[Data items]
·····
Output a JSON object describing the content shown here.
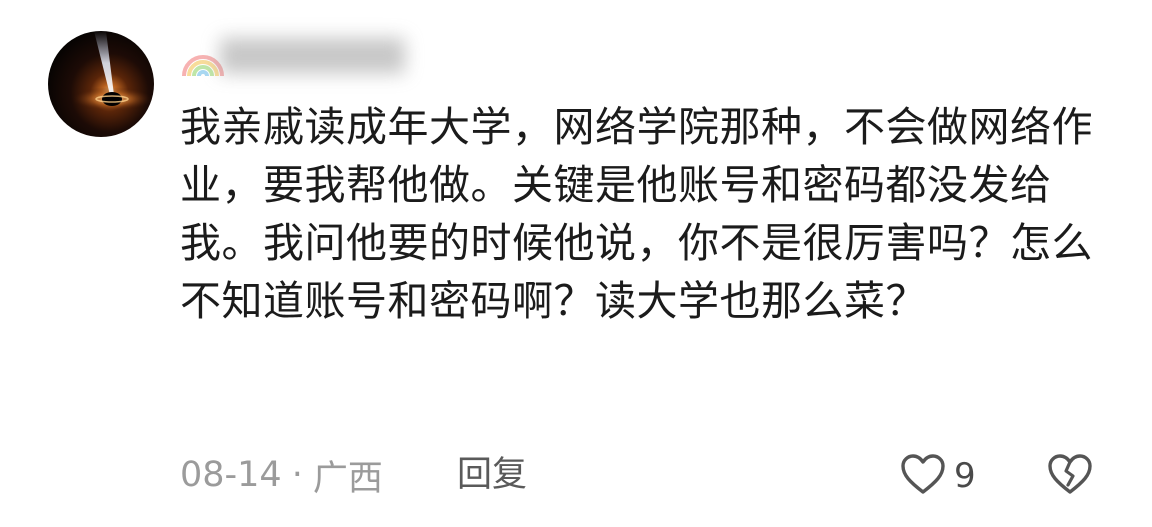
{
  "comment": {
    "username": "████████",
    "text": "我亲戚读成年大学，网络学院那种，不会做网络作业，要我帮他做。关键是他账号和密码都没发给我。我问他要的时候他说，你不是很厉害吗？怎么不知道账号和密码啊？读大学也那么菜？",
    "date": "08-14",
    "separator": "·",
    "location": "广西",
    "reply_label": "回复",
    "like_count": "9",
    "icons": {
      "avatar": "black-hole-avatar",
      "badge": "rainbow-icon",
      "like": "heart-outline-icon",
      "dislike": "broken-heart-icon"
    }
  }
}
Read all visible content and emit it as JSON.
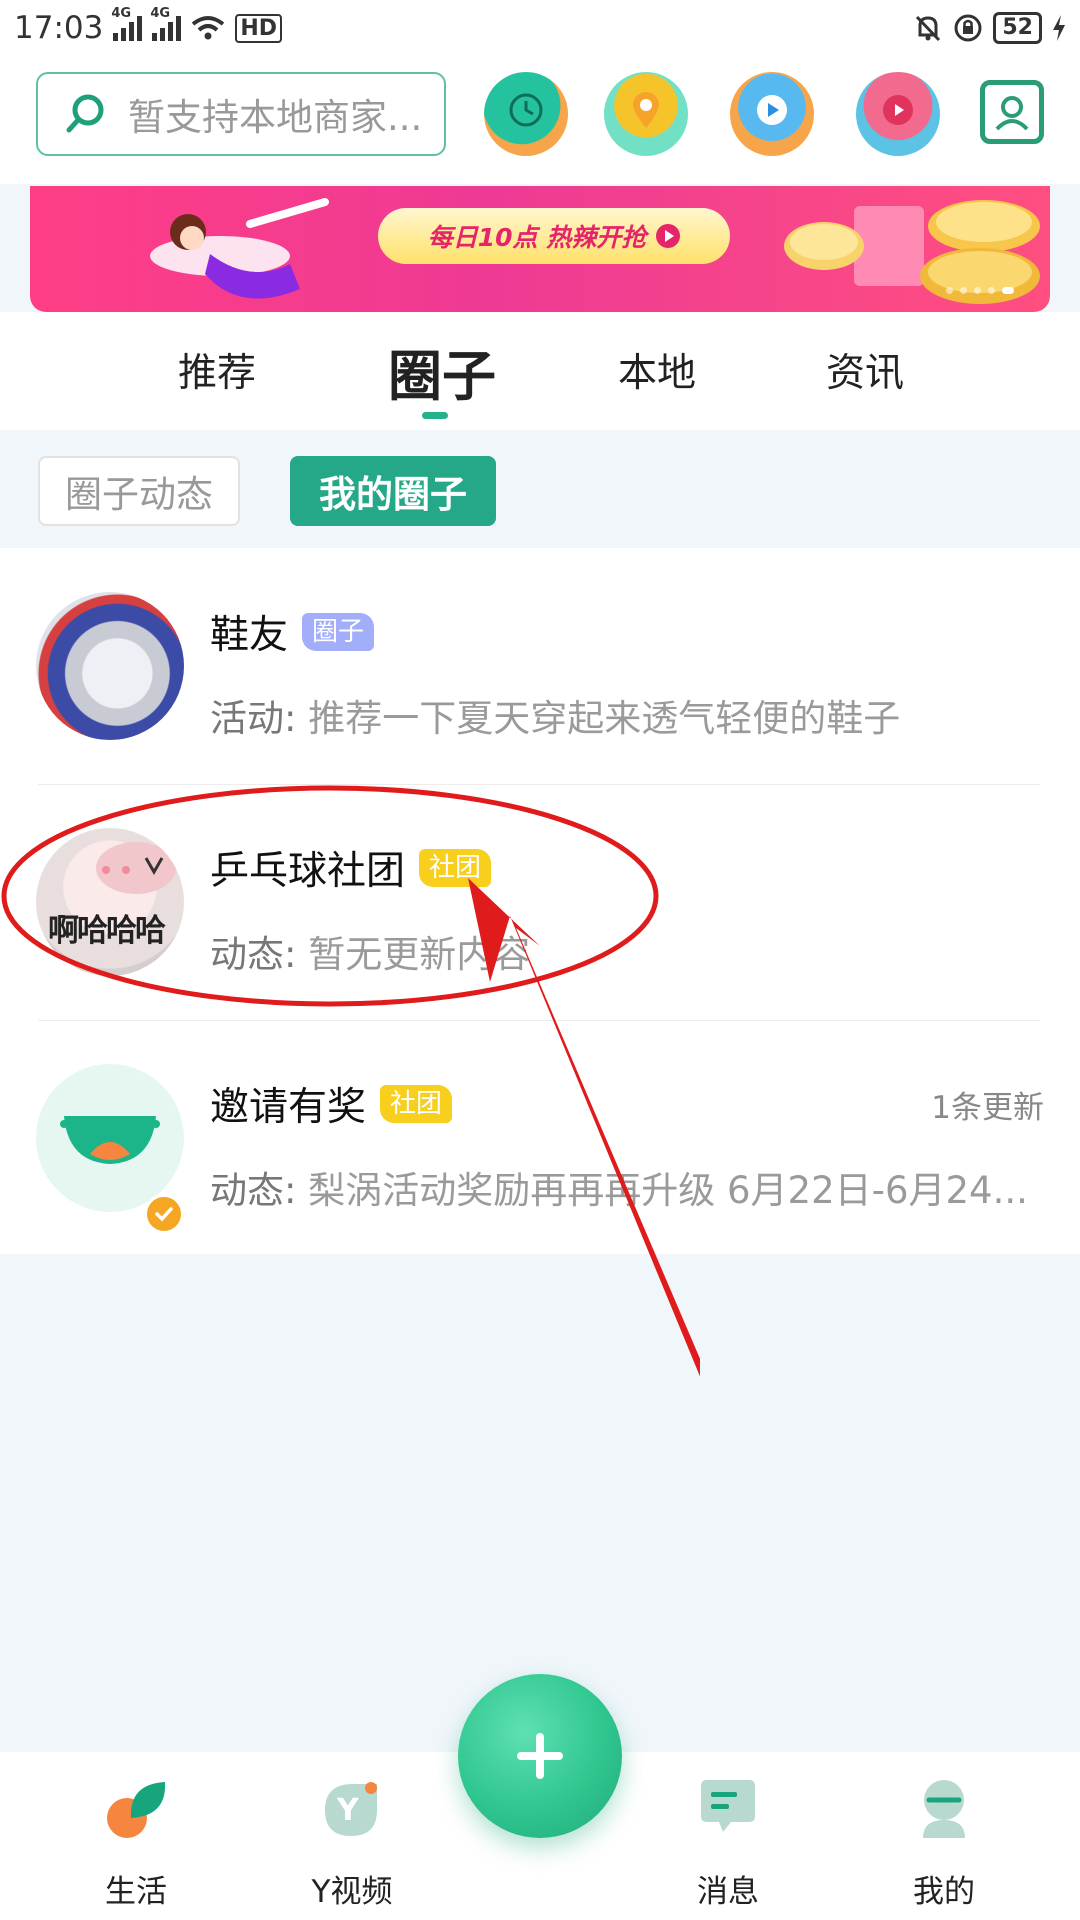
{
  "status_bar": {
    "time": "17:03",
    "network_1": "4G",
    "network_2": "4G",
    "hd": "HD",
    "battery": "52"
  },
  "header": {
    "search_placeholder": "暂支持本地商家...",
    "quick_icons": [
      "clock-icon",
      "location-pin-icon",
      "play-icon",
      "music-disc-icon"
    ],
    "profile_card_icon": "profile-card-icon"
  },
  "banner": {
    "promo_text": "每日10点 热辣开抢"
  },
  "main_tabs": [
    "推荐",
    "圈子",
    "本地",
    "资讯"
  ],
  "main_tab_active": "圈子",
  "sub_tabs": {
    "items": [
      "圈子动态",
      "我的圈子"
    ],
    "active": "我的圈子"
  },
  "circles": [
    {
      "name": "鞋友",
      "tag": "圈子",
      "label": "活动:",
      "summary": "推荐一下夏天穿起来透气轻便的鞋子",
      "update": ""
    },
    {
      "name": "乒乓球社团",
      "tag": "社团",
      "label": "动态:",
      "summary": "暂无更新内容",
      "update": "",
      "avatar_text": "啊哈哈哈"
    },
    {
      "name": "邀请有奖",
      "tag": "社团",
      "label": "动态:",
      "summary": "梨涡活动奖励再再再升级 6月22日-6月24...",
      "update": "1条更新"
    }
  ],
  "fab": {
    "icon": "plus-icon"
  },
  "bottom_nav": [
    {
      "label": "生活",
      "icon": "life-leaf-icon"
    },
    {
      "label": "Y视频",
      "icon": "y-video-icon"
    },
    {
      "label": "消息",
      "icon": "message-bubble-icon"
    },
    {
      "label": "我的",
      "icon": "profile-icon"
    }
  ],
  "colors": {
    "brand_green": "#24a887",
    "annotation_red": "#e01b1b",
    "tag_quan": "#a3aefb",
    "tag_club": "#f9cf1d"
  }
}
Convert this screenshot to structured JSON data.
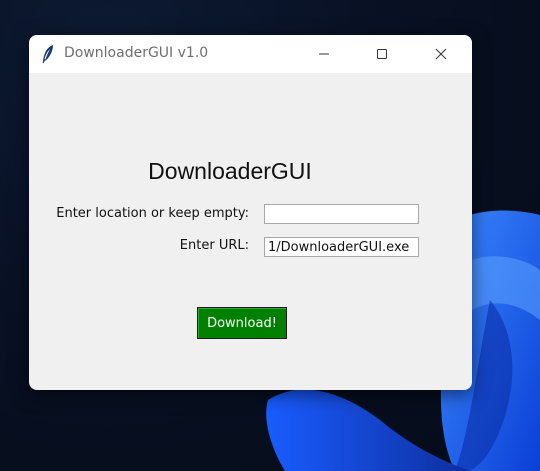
{
  "window": {
    "title": "DownloaderGUI v1.0",
    "controls": {
      "minimize_icon": "minimize-icon",
      "maximize_icon": "maximize-icon",
      "close_icon": "close-icon"
    },
    "app_icon": "feather-icon"
  },
  "form": {
    "heading": "DownloaderGUI",
    "location_label": "Enter location or keep empty:",
    "location_value": "",
    "url_label": "Enter URL:",
    "url_value": "1/DownloaderGUI.exe",
    "download_button": "Download!"
  },
  "colors": {
    "button_bg": "#008000",
    "button_text": "#ffffff",
    "window_bg": "#f0f0f0",
    "desktop_bg": "#081022",
    "wallpaper_accent": "#1e63ff"
  }
}
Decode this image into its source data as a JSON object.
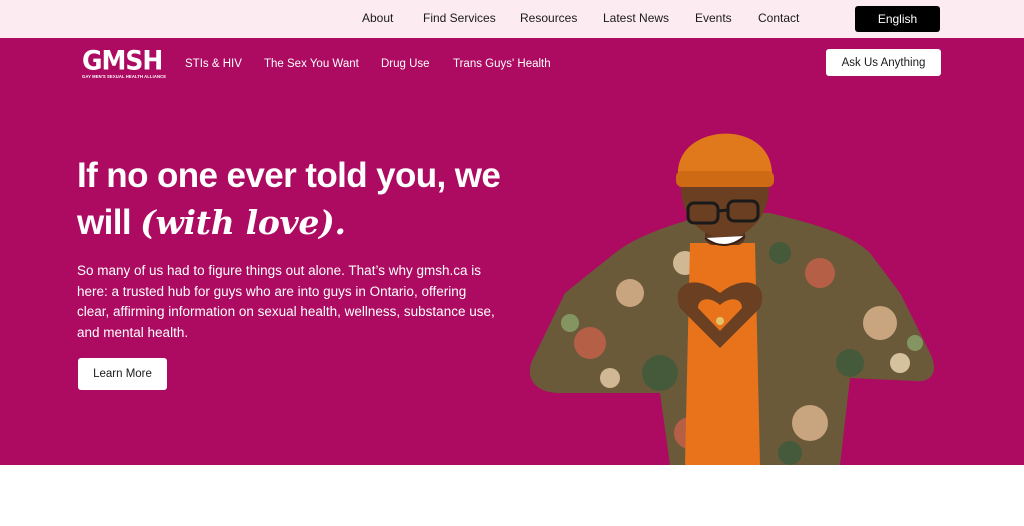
{
  "topbar": {
    "links": [
      "About",
      "Find Services",
      "Resources",
      "Latest News",
      "Events",
      "Contact"
    ],
    "language_button": "English"
  },
  "header": {
    "logo_text": "GMSH",
    "logo_tagline": "GAY MEN'S SEXUAL HEALTH ALLIANCE",
    "nav": [
      "STIs & HIV",
      "The Sex You Want",
      "Drug Use",
      "Trans Guys' Health"
    ],
    "cta_button": "Ask Us Anything"
  },
  "hero": {
    "headline_line1": "If no one ever told you, we",
    "headline_line2_prefix": "will ",
    "headline_emphasis": "(with love).",
    "body": "So many of us had to figure things out alone. That’s why gmsh.ca is here: a trusted hub for guys who are into guys in Ontario, offering clear, affirming information on sexual health, wellness, substance use, and mental health.",
    "button": "Learn More"
  },
  "colors": {
    "brand": "#ad0a61",
    "topbar_bg": "#fcecf1",
    "accent_orange": "#e8731a"
  }
}
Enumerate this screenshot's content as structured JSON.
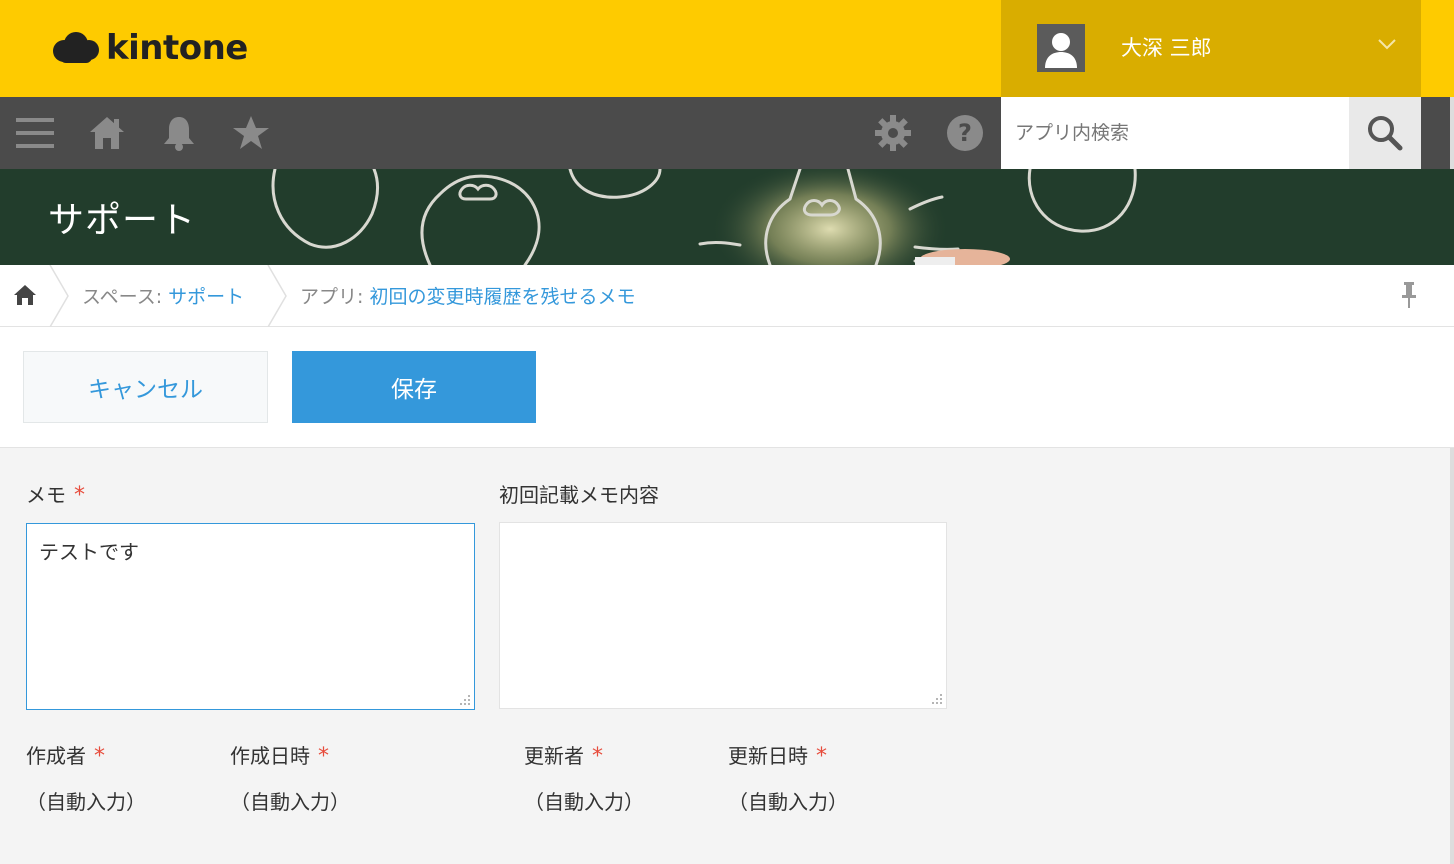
{
  "header": {
    "logo_text": "kintone",
    "user_name": "大深 三郎"
  },
  "toolbar": {
    "search_placeholder": "アプリ内検索",
    "icons": [
      "menu-icon",
      "home-icon",
      "bell-icon",
      "star-icon",
      "gear-icon",
      "help-icon",
      "search-icon"
    ]
  },
  "banner": {
    "title": "サポート"
  },
  "breadcrumb": {
    "space_prefix": "スペース: ",
    "space_name": "サポート",
    "app_prefix": "アプリ: ",
    "app_name": "初回の変更時履歴を残せるメモ"
  },
  "actions": {
    "cancel_label": "キャンセル",
    "save_label": "保存"
  },
  "form": {
    "memo": {
      "label": "メモ",
      "required_mark": "*",
      "value": "テストです"
    },
    "first_memo": {
      "label": "初回記載メモ内容",
      "value": ""
    },
    "creator": {
      "label": "作成者",
      "required_mark": "*",
      "value": "（自動入力）"
    },
    "created_at": {
      "label": "作成日時",
      "required_mark": "*",
      "value": "（自動入力）"
    },
    "updater": {
      "label": "更新者",
      "required_mark": "*",
      "value": "（自動入力）"
    },
    "updated_at": {
      "label": "更新日時",
      "required_mark": "*",
      "value": "（自動入力）"
    }
  },
  "colors": {
    "header_yellow": "#fecb00",
    "user_area": "#d9ad00",
    "toolbar": "#4b4b4b",
    "accent_blue": "#3498db",
    "required_red": "#e74c3c"
  }
}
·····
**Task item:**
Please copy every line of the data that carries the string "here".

**Exercise solution:**
Output a JSON object describing the content shown here.
    "body": "So many of us had to figure things out alone. That’s why gmsh.ca is here: a trusted hub for guys who are into guys in Ontario, offering clear, affirming information on sexual health, wellness, substance use, and mental health.",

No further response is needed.